Review result: Has Nits

IOTDIR review of draft-ietf-cose-rfc8152bis-algs-08

Reviewer: Nancy Cam-Winget

I have reviewed this document as part of the security directorate'sÊ
ongoing effort to review all IETF documents being processed by theÊ
IESG.ÊÊThese comments were written primarily for the benefit of theÊ
security area directors.ÊÊDocument editors and WG chairs should treatÊ
these comments just like any other last call comments.

This document describes an initial set of cryptographic algorithms used to
protect CBOR, I believe this document is almost ready, barring some editorial
nits (I only made a few below).  In general, the description of the "initial"
set of algorithms used in COSE make sense and it is good to see each section
carry their own security section for better mapping of the considerations based
on the security algorithm applied.  As a reader (like myself) who is not fully
versant to the nuances of CBOR it was a little hard to follow as the structures
and taxonomy is described in the companion draft
(draft-ietf-cose-rfc8152bis-struct). As a whole, I think the document is close
to ready, I only noted a few technical and editorial nits for the earlier
sections below:

Section 2.1:
- What field does the ECDSA algorithm value map to? I presume it is the 'alg'
field (if present)? But should be made explicit. - It seems that the "should"
in the 4th paragraph is normative (e.g. SHOULD) as it is needed for
interoperability, and perhaps even a MUST as I'm not seeing negotiation or
selection of curve choice.  So, if it is to be implicit, then a MUST would be
more appropriate.

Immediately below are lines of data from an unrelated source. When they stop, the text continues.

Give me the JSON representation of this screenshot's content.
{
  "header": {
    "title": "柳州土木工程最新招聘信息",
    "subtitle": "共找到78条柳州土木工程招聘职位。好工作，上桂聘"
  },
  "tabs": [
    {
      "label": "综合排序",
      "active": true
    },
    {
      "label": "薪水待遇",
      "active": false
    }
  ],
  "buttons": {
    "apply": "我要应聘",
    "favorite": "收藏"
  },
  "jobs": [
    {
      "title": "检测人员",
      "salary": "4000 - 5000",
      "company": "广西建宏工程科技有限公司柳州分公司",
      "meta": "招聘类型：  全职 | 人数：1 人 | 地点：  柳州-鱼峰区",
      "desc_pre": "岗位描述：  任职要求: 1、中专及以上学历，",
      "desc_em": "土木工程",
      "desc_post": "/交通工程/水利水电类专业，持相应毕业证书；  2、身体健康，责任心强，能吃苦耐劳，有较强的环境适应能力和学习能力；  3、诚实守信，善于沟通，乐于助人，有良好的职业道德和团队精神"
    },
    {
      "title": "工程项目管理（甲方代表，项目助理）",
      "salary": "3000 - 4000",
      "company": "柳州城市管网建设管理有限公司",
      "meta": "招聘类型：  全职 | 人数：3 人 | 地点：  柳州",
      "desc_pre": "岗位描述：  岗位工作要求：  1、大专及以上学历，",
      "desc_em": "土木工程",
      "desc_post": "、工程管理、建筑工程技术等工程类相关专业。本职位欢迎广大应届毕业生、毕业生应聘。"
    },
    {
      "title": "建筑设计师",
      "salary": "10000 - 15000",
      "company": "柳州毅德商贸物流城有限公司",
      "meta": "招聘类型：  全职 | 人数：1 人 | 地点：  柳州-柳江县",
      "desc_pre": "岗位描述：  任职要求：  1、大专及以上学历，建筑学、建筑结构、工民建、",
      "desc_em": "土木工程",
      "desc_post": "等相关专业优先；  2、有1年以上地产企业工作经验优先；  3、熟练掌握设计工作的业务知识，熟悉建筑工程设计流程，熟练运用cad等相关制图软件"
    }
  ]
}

Section 2.2:
- The rationaleThere may be some corner case in which there may be a very large
(2K?) structure to be protected.  It would be better to quantify "extremely
large" or perhaps another/additional rationale for the need to ONLY do Pure
edDSA is the intent for constrained devices not have enough memory to compute
the block updates.

Section 4.1.1:
- GCM's limitation for one encryption string is 2^39-256 e.g. not "a single
key"....so sufficiently large for COSE!  However, it does mean that the nonce
MUST be unique for every encrypted message (e.g. the bullet before this one is
correct).  I think the limit for one key using GCM is based on the size of the
nonce as it must be unique.

Section 4.2:
- 'k' is the key size in bits (I presume), would be good to describe that
before the table.

Editorial nits:
Section 1.5
- The second sentence is hard to parse.  Is it that the intermediate values
used for debugging are represented in both a hex as well as a CBOR diagnostic
notation format"? - Third sentence, is it that some examples were designed to
fail (e.g. they are "failure test bases")?

Section 2.2:
- The rationale for why Pure EdDSA is used only (vs. HashEdDSA) may leave more
room for questions; as there may be some corner case in which there may be a
very large (2K?) structure to be protected.  For those that are in the
healthcare sector (of IoT), I could see potential for large blocks and may
wonder what qualifies as "extremely large".  RFC 8032 speaks to HashEdDSA as
providing better collision resilience...so am inclined to suggest to either
remove this rationale or be more complete in justification.

Section 3.1
- 3rd paragraph: "Some recipient algorithms carry the key while others derive a
key from secret data"....I think you mean "Some algorithms are used to transmit
a key, e.g. key wrapping."  "Carry the key", in this sentence leads me to imply
it's the same key being used in the HMAC.